BANGKOK, THAILAND—Human remains believed to date back 2,500 years have been uncovered on the Plain of Jars, located in the central plain of Laos, by a team of archaeologists from Australia and Laos. It has been difficult to study the Plain of Jars in recent years because of unexploded ordnance dating to the 1970s. These remains were found in an ancient burial ground in a region with more than 300 stone jars, stone discs, and markers. Some of the bodies had been buried whole, some burials consisted of bundled bones, and other bones had been placed in ceramic vessels. “With our research, because we’ve been able to uncover a fair amount of human bone—we’ve got seven burials and four probable burials with ceramic jars—so a total of 11 mortuary contexts. We’re hoping we’ll be able to get some really good information about the people,” Dougald O’Reilly of Australian National University told Voice of America News. The researchers plan to conduct isotopic and chemical analysis of the bones. “This discovery marks a significant milestone since archaeological excavations began in the area in the 1930s in collaboration with a French archaeologist,” added Thonglith Luangkhoth, archaeology division director of the Lao Ministry of Information, Culture, and Tourism. To read more about Southeast Asia, go to "Letter from Cambodia: Storied Landscape."

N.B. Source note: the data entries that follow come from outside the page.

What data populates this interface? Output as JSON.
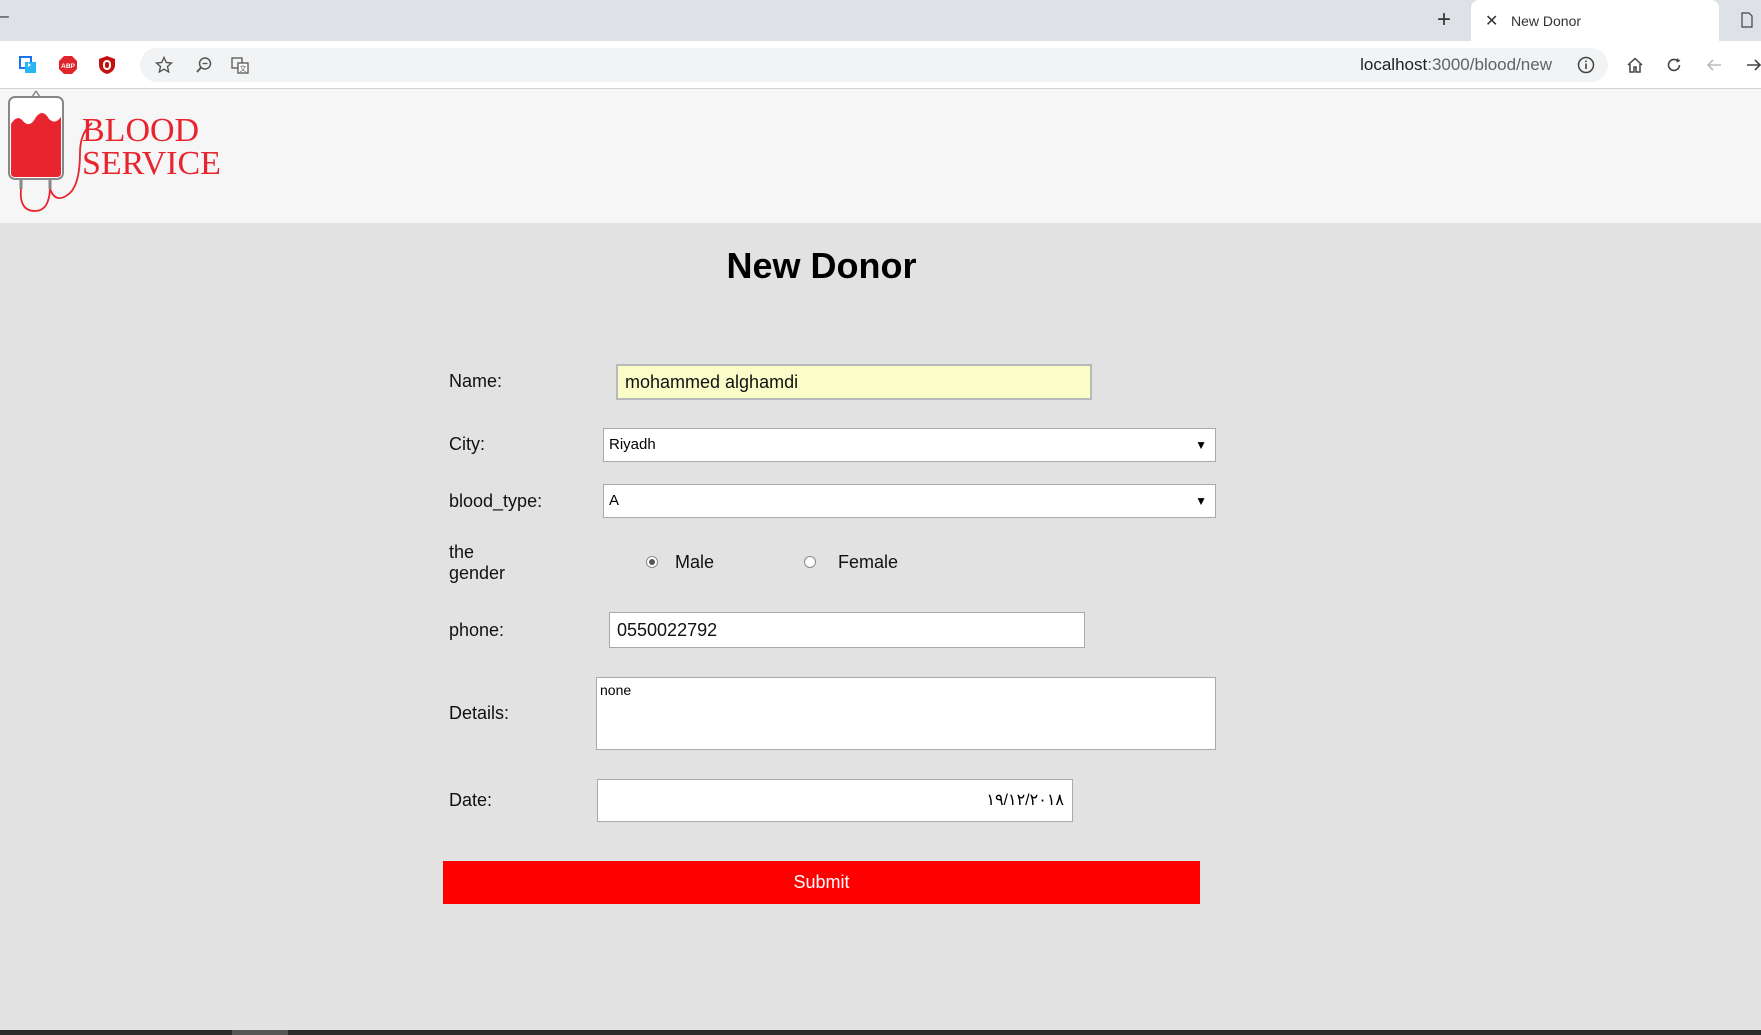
{
  "browser": {
    "tab_title": "New Donor",
    "url_host": "localhost",
    "url_path": ":3000/blood/new"
  },
  "site": {
    "logo_text_line1": "BLOOD",
    "logo_text_line2": "SERVICE",
    "brand_color": "#e8242f"
  },
  "form": {
    "title": "New Donor",
    "name_label": "Name:",
    "name_value": "mohammed alghamdi",
    "city_label": "City:",
    "city_value": "Riyadh",
    "blood_type_label": "blood_type:",
    "blood_type_value": "A",
    "gender_label_line1": "the",
    "gender_label_line2": "gender",
    "gender_options": [
      {
        "label": "Male",
        "checked": true
      },
      {
        "label": "Female",
        "checked": false
      }
    ],
    "phone_label": "phone:",
    "phone_value": "0550022792",
    "details_label": "Details:",
    "details_value": "none",
    "date_label": "Date:",
    "date_value": "١٩/١٢/٢٠١٨",
    "submit_label": "Submit",
    "submit_color": "#ff0000"
  }
}
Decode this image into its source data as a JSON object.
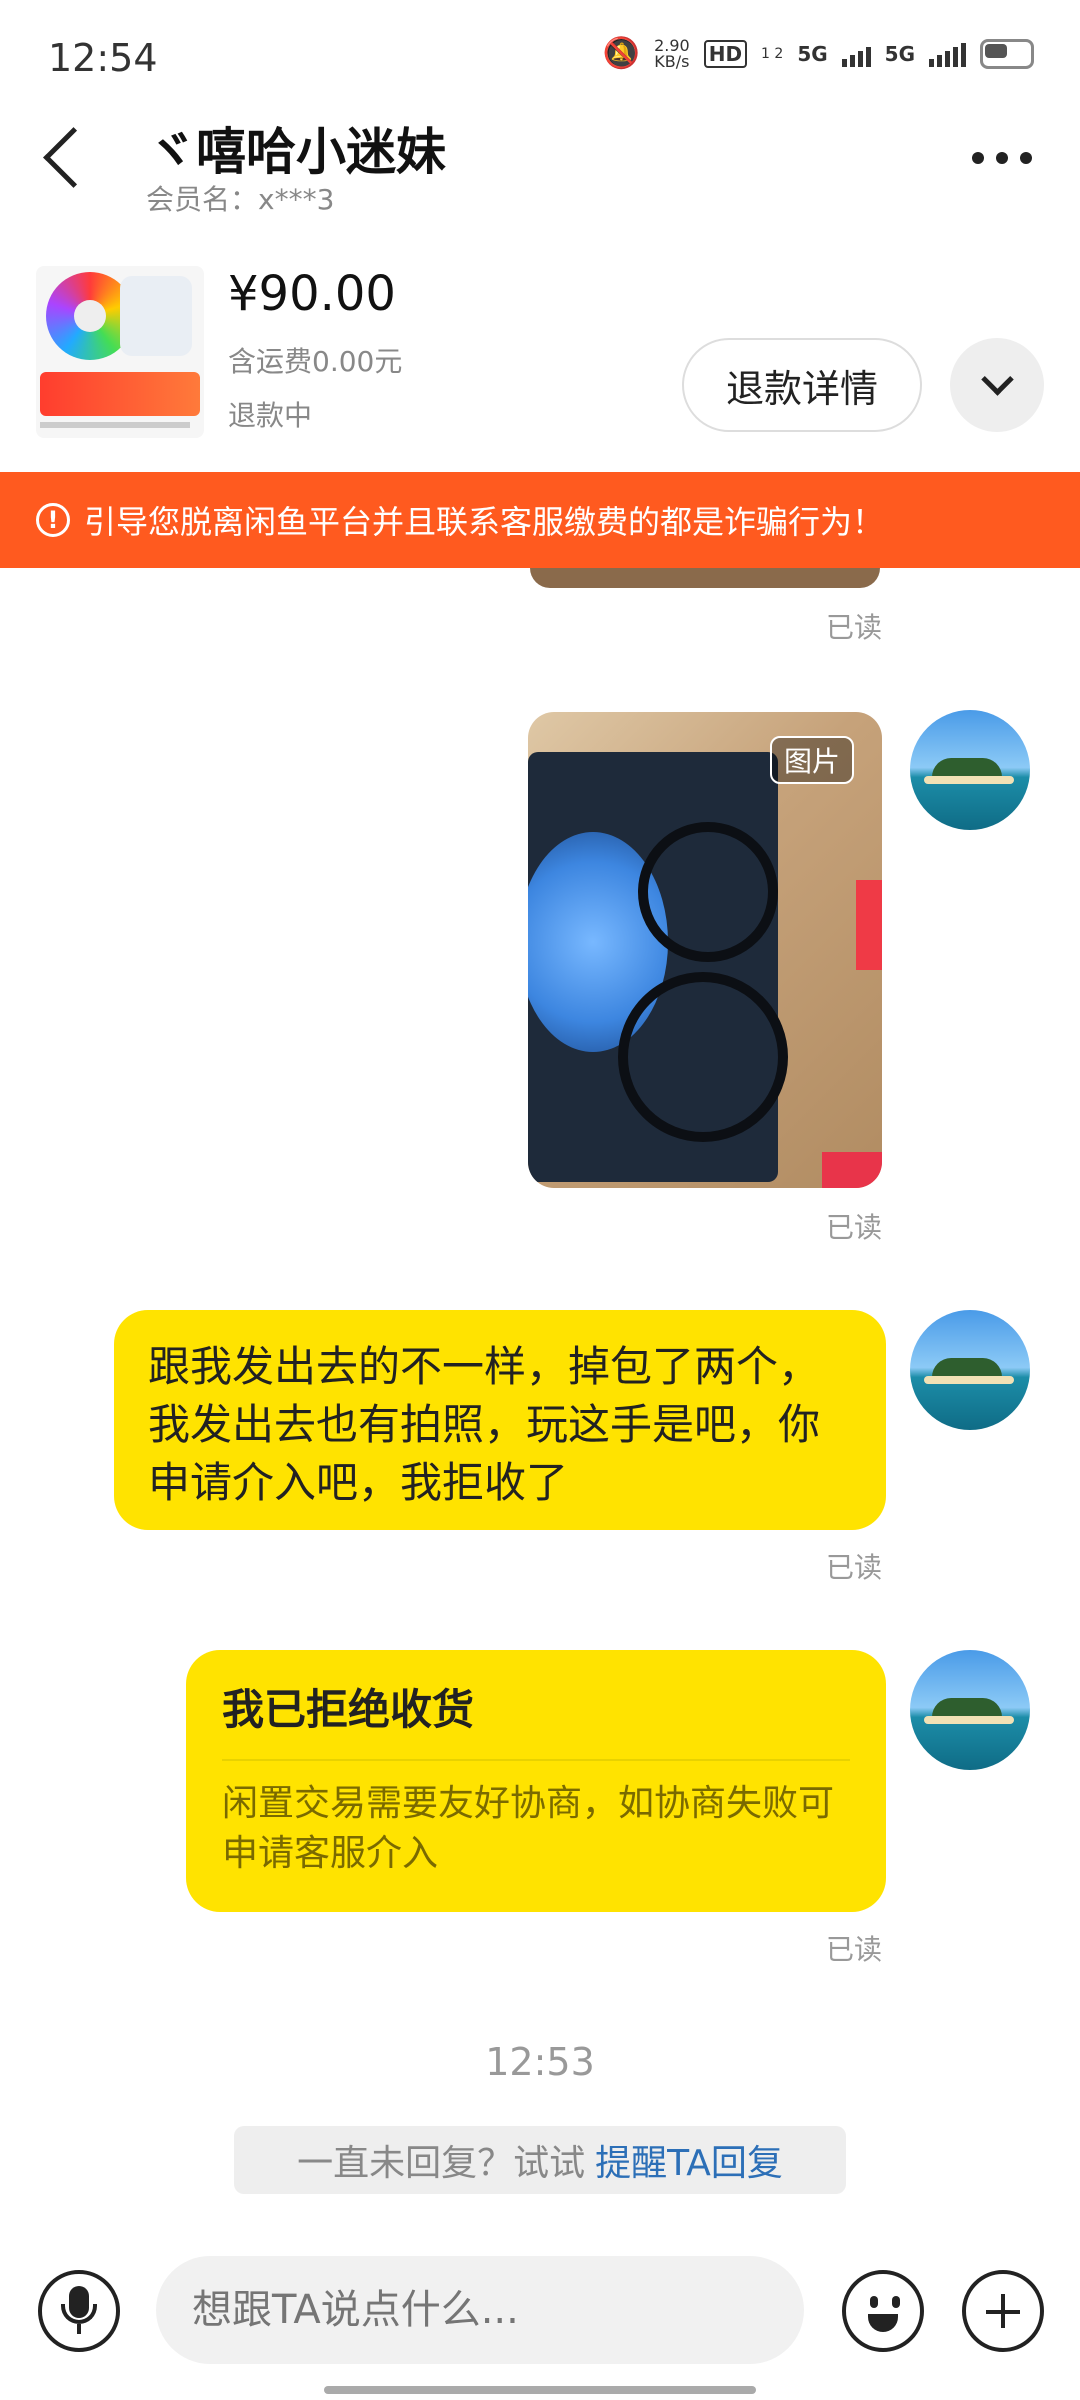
{
  "status_bar": {
    "time": "12:54",
    "net_speed_value": "2.90",
    "net_speed_unit": "KB/s",
    "hd": "HD",
    "hd_sub": "1 2",
    "net1": "5G",
    "net2": "5G"
  },
  "header": {
    "title": "ヾ嘻哈小迷妹",
    "member": "会员名：x***3"
  },
  "product": {
    "price": "¥90.00",
    "shipping": "含运费0.00元",
    "status": "退款中",
    "refund_button": "退款详情"
  },
  "warning": {
    "icon": "!",
    "text": "引导您脱离闲鱼平台并且联系客服缴费的都是诈骗行为！"
  },
  "chat": {
    "read_label": "已读",
    "image_tag": "图片",
    "message_text": "跟我发出去的不一样，掉包了两个，我发出去也有拍照，玩这手是吧，你申请介入吧，我拒收了",
    "card_title": "我已拒绝收货",
    "card_subtitle": "闲置交易需要友好协商，如协商失败可申请客服介入",
    "timestamp": "12:53",
    "nudge_text": "一直未回复？试试",
    "nudge_link": "提醒TA回复"
  },
  "input": {
    "placeholder": "想跟TA说点什么..."
  },
  "colors": {
    "bubble": "#ffe300",
    "warning": "#ff5a1f",
    "link": "#2c6fb7"
  }
}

SLIGO, IRELAND—A butchered brown bear bone discovered in Alice and Gwendoline Cave in County Clare in 1903 has been dated to 12,500 years ago. The knee bone, or patella, had been stored with other bones and artifacts from the cave in the National Museum of Ireland since the 1920s. “Archaeologists have been searching for the Irish Palaeolithic since the nineteenth century, and now, finally, the first piece of the jigsaw has been revealed. This find adds a new chapter to the human history of Ireland,” archaeologist Marion Dowd of the Institute of Technology Sligo said in a press release. Until this date had been confirmed for the knee bone, the oldest known site on Ireland had been at Mount Sandel in County Derry, which dates to 8000 B.C. “Yes, we expected a prehistoric date, but the Palaeolithic result took us completely by surprise,” Dowd said. And three separate bone specialists confirmed that the cut marks had been made on fresh bone. “The bone was in fresh condition meaning that people were carrying out activities in the immediate vicinity—possibly butchering a bear inside the cave or at the cave entrance,” Dowd explained. For more, go to "The Vikings in Ireland."